Beginning with the first entry, set down each one exactly as shown.

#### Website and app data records
((

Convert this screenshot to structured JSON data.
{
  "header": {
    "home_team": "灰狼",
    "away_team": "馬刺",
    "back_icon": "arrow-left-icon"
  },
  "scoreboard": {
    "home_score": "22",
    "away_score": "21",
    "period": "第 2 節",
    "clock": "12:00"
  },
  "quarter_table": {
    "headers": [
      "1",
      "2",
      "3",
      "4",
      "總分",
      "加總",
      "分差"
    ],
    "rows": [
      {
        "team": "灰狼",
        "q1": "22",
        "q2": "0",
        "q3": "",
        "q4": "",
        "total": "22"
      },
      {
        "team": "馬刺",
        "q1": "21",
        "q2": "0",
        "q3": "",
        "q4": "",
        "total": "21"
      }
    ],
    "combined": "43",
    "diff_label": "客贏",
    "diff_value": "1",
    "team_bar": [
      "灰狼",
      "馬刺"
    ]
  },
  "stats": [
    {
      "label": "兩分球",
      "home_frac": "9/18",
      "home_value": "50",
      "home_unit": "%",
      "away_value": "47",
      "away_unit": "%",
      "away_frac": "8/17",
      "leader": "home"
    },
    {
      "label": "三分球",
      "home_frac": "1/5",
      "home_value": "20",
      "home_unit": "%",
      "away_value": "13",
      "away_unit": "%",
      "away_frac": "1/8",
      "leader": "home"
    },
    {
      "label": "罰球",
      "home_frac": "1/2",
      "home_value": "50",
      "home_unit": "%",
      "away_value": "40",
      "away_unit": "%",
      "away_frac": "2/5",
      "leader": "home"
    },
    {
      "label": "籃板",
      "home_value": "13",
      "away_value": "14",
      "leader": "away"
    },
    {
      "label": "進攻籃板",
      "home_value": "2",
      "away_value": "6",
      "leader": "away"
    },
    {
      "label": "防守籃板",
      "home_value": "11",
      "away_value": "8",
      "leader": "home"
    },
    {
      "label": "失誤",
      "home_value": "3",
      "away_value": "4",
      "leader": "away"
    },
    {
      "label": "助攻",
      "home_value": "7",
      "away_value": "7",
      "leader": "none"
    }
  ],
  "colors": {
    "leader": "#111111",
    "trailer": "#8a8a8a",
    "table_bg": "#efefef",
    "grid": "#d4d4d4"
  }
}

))

#### OUTPUT OF THE EXERCISE
Convert this screenshot to structured JSON data.
{
  "header": {
    "home_team": "灰狼",
    "away_team": "馬刺",
    "back_icon": "arrow-left-icon"
  },
  "scoreboard": {
    "home_score": "22",
    "away_score": "21",
    "period": "第 2 節",
    "clock": "12:00"
  },
  "quarter_table": {
    "headers": [
      "1",
      "2",
      "3",
      "4",
      "總分",
      "加總",
      "分差"
    ],
    "rows": [
      {
        "team": "灰狼",
        "q1": "22",
        "q2": "0",
        "q3": "",
        "q4": "",
        "total": "22"
      },
      {
        "team": "馬刺",
        "q1": "21",
        "q2": "0",
        "q3": "",
        "q4": "",
        "total": "21"
      }
    ],
    "combined": "43",
    "diff_label": "客贏",
    "diff_value": "1",
    "team_bar": [
      "灰狼",
      "馬刺"
    ]
  },
  "stats": [
    {
      "label": "兩分球",
      "home_frac": "9/18",
      "home_value": "50",
      "home_unit": "%",
      "away_value": "47",
      "away_unit": "%",
      "away_frac": "8/17",
      "leader": "home"
    },
    {
      "label": "三分球",
      "home_frac": "1/5",
      "home_value": "20",
      "home_unit": "%",
      "away_value": "13",
      "away_unit": "%",
      "away_frac": "1/8",
      "leader": "home"
    },
    {
      "label": "罰球",
      "home_frac": "1/2",
      "home_value": "50",
      "home_unit": "%",
      "away_value": "40",
      "away_unit": "%",
      "away_frac": "2/5",
      "leader": "home"
    },
    {
      "label": "籃板",
      "home_value": "13",
      "away_value": "14",
      "leader": "away"
    },
    {
      "label": "進攻籃板",
      "home_value": "2",
      "away_value": "6",
      "leader": "away"
    },
    {
      "label": "防守籃板",
      "home_value": "11",
      "away_value": "8",
      "leader": "home"
    },
    {
      "label": "失誤",
      "home_value": "3",
      "away_value": "4",
      "leader": "away"
    },
    {
      "label": "助攻",
      "home_value": "7",
      "away_value": "7",
      "leader": "none"
    }
  ],
  "colors": {
    "leader": "#111111",
    "trailer": "#8a8a8a",
    "table_bg": "#efefef",
    "grid": "#d4d4d4"
  }
}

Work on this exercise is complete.